• **Exercise goal**
Scan the records for the word "support". Copy each line that includes it.

+++ Data excerpts

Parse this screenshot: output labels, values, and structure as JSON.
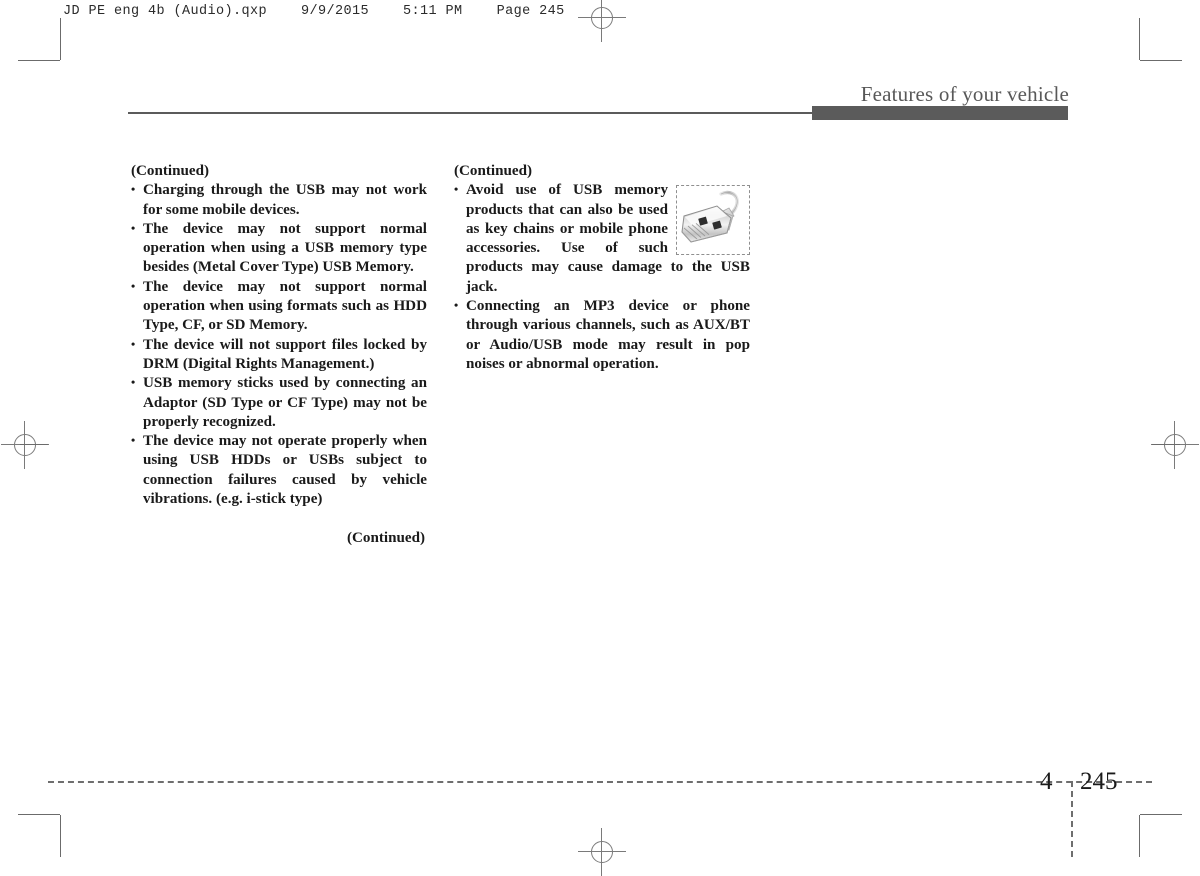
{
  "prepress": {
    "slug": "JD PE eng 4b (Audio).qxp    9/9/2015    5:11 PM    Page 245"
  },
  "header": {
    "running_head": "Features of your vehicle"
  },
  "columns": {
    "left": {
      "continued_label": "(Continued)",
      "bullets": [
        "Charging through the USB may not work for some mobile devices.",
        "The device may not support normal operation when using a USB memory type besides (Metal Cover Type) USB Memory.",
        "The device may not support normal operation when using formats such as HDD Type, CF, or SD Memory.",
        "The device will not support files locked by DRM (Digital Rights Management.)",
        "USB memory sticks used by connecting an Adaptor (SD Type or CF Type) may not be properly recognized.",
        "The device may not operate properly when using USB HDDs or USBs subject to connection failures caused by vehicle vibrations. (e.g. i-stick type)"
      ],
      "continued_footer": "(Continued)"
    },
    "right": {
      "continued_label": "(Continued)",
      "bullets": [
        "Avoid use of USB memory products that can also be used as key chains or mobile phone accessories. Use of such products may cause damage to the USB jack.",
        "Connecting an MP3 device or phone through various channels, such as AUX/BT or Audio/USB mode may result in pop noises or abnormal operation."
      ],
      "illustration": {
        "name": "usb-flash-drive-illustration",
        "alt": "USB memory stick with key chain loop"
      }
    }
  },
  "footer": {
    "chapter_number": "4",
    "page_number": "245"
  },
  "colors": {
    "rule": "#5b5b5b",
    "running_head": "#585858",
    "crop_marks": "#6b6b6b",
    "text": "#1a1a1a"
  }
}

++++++

• **Response to the task**
        "The device may not support normal operation when using a USB memory type besides (Metal Cover Type) USB Memory.",
        "The device may not support normal operation when using formats such as HDD Type, CF, or SD Memory.",
        "The device will not support files locked by DRM (Digital Rights Management.)",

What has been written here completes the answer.